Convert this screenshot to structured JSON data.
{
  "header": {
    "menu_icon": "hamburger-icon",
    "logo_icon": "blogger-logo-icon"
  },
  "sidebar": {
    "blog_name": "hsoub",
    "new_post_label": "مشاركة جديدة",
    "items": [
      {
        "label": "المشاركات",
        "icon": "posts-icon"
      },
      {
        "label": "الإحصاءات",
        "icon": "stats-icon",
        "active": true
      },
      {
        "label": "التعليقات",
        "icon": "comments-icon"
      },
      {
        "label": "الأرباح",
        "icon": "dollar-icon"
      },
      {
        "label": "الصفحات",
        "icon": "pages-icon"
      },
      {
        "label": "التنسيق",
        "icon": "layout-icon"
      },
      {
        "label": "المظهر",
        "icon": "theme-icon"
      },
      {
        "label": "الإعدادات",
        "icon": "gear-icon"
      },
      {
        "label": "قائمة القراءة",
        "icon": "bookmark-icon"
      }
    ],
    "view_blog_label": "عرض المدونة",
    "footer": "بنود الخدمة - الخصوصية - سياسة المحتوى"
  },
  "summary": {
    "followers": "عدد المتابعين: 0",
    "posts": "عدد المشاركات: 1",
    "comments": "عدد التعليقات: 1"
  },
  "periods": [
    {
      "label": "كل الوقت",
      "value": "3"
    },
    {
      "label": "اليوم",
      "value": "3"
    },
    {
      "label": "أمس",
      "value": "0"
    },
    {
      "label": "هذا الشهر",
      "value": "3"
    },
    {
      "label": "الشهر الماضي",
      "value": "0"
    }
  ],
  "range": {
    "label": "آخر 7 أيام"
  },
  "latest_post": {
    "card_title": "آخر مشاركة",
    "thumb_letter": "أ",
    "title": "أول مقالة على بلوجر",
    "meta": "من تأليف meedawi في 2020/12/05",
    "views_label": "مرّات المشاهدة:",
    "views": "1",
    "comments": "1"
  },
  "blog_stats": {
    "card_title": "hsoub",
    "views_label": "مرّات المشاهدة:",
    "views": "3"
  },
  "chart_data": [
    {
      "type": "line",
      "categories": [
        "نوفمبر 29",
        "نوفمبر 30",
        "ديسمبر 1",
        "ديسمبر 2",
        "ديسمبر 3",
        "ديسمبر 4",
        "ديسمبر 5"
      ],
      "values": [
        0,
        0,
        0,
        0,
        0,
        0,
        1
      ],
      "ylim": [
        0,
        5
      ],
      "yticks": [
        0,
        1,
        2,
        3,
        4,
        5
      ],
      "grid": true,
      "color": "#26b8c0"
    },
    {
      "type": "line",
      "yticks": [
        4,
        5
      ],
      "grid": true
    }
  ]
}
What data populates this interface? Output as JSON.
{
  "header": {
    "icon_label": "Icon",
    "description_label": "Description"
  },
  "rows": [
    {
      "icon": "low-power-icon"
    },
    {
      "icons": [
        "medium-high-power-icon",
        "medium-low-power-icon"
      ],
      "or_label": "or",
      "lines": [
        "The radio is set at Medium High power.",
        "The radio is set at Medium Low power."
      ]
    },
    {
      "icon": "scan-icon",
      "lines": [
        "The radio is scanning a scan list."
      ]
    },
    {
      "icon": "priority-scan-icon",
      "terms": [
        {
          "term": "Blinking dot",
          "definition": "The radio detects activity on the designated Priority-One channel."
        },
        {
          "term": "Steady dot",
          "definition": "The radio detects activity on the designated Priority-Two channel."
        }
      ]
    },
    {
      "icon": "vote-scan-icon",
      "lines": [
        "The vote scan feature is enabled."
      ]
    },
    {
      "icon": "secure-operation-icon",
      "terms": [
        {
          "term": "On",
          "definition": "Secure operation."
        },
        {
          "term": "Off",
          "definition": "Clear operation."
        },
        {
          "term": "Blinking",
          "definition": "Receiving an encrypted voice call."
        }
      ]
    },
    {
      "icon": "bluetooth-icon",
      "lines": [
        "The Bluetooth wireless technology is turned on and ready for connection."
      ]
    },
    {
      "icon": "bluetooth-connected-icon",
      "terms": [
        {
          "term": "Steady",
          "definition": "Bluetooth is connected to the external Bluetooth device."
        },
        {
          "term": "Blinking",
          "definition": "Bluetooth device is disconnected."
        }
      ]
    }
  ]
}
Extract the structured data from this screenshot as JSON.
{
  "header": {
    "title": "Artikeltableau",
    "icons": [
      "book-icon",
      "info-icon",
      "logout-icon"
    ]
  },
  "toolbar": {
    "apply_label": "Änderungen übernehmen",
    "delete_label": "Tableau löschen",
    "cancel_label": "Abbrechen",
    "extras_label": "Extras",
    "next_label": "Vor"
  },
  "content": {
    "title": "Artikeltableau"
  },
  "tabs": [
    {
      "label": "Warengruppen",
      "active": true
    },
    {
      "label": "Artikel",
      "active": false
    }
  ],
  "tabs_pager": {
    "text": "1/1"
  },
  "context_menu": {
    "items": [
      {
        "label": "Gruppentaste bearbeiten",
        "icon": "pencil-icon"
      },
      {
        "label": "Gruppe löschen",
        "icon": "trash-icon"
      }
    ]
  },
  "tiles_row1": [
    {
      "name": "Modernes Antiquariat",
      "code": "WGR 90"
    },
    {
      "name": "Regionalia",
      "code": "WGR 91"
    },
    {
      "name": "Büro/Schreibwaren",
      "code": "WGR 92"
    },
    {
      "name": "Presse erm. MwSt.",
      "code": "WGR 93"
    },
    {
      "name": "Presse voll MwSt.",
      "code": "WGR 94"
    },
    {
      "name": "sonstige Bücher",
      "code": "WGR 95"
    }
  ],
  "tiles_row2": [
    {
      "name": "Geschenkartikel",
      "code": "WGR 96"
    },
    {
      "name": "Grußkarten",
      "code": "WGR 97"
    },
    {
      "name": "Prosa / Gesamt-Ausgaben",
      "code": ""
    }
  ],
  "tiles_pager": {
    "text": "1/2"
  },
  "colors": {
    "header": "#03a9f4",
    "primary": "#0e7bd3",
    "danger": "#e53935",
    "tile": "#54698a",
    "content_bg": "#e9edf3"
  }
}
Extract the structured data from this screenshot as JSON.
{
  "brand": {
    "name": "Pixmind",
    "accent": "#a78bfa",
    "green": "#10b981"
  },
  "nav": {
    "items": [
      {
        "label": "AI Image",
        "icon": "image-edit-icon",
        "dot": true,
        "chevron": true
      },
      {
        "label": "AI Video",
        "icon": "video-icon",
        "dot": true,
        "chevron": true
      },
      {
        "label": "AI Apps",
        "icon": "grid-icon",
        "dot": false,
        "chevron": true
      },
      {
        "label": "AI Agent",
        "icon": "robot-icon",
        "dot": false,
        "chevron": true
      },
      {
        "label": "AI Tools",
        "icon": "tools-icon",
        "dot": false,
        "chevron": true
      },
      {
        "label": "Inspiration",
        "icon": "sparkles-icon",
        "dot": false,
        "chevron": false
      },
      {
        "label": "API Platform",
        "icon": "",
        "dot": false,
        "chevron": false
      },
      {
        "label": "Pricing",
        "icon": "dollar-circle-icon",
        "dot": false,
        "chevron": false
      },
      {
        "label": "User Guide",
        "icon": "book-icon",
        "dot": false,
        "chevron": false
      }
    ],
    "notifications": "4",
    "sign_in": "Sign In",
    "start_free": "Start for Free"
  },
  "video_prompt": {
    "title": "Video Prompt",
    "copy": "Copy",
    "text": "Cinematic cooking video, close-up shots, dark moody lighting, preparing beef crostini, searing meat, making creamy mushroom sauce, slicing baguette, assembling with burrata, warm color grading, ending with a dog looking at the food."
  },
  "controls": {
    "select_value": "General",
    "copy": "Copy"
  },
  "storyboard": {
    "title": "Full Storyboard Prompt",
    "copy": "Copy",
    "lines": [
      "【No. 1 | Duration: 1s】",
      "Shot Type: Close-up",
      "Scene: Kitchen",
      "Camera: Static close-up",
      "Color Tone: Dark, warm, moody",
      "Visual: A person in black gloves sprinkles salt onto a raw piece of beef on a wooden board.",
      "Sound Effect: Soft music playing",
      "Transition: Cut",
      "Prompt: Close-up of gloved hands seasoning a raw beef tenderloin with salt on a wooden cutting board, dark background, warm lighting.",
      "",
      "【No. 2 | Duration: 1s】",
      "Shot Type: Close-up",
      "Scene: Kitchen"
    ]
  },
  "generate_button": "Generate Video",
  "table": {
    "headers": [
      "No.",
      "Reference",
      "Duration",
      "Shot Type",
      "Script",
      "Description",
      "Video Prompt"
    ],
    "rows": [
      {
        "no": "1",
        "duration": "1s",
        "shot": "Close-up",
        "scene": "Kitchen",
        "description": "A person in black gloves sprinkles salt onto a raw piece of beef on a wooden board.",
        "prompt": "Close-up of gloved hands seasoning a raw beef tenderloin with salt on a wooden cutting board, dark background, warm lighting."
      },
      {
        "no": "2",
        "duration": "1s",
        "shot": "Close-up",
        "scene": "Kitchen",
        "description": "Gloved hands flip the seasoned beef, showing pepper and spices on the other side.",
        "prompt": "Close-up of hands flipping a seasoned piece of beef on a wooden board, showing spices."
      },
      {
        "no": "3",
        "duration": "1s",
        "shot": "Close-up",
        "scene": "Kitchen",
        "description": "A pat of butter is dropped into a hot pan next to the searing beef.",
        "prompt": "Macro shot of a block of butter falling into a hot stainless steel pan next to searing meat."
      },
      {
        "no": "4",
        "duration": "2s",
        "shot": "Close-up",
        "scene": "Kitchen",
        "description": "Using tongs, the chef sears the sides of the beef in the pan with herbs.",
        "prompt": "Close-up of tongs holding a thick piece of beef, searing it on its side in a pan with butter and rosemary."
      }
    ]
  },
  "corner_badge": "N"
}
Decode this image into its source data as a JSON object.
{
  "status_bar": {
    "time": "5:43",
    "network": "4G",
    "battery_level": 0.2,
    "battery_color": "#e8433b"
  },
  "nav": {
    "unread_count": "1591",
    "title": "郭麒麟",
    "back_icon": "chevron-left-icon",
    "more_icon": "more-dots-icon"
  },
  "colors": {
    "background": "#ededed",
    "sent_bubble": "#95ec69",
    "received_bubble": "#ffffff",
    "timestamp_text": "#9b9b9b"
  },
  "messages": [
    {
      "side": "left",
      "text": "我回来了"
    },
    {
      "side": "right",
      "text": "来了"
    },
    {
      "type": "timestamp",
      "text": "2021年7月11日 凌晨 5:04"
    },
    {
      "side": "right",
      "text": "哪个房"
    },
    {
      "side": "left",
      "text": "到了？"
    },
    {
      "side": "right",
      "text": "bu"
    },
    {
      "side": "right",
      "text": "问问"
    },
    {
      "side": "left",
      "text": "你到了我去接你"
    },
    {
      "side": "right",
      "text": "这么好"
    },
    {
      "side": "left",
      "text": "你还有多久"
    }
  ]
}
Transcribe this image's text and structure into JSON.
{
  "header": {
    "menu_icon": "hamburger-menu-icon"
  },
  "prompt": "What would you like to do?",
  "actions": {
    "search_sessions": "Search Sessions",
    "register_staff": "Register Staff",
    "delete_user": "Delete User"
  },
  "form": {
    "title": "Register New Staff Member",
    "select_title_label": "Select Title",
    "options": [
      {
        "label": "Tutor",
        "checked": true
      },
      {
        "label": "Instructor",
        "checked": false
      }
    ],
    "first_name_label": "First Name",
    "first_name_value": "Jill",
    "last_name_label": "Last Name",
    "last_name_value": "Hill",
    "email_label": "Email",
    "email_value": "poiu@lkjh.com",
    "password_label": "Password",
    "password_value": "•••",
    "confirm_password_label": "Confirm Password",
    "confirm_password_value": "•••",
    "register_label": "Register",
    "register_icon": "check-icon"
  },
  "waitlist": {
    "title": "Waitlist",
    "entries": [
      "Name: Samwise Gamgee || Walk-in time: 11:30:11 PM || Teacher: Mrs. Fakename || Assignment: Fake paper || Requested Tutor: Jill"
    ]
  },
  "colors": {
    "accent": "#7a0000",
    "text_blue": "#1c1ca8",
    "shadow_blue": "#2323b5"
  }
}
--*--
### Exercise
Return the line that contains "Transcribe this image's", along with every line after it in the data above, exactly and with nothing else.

### Answer section
Transcribe this image's text and structure into JSON.
{
  "header": {
    "menu_icon": "hamburger-menu-icon"
  },
  "prompt": "What would you like to do?",
  "actions": {
    "search_sessions": "Search Sessions",
    "register_staff": "Register Staff",
    "delete_user": "Delete User"
  },
  "form": {
    "title": "Register New Staff Member",
    "select_title_label": "Select Title",
    "options": [
      {
        "label": "Tutor",
        "checked": true
      },
      {
        "label": "Instructor",
        "checked": false
      }
    ],
    "first_name_label": "First Name",
    "first_name_value": "Jill",
    "last_name_label": "Last Name",
    "last_name_value": "Hill",
    "email_label": "Email",
    "email_value": "poiu@lkjh.com",
    "password_label": "Password",
    "password_value": "•••",
    "confirm_password_label": "Confirm Password",
    "confirm_password_value": "•••",
    "register_label": "Register",
    "register_icon": "check-icon"
  },
  "waitlist": {
    "title": "Waitlist",
    "entries": [
      "Name: Samwise Gamgee || Walk-in time: 11:30:11 PM || Teacher: Mrs. Fakename || Assignment: Fake paper || Requested Tutor: Jill"
    ]
  },
  "colors": {
    "accent": "#7a0000",
    "text_blue": "#1c1ca8",
    "shadow_blue": "#2323b5"
  }
}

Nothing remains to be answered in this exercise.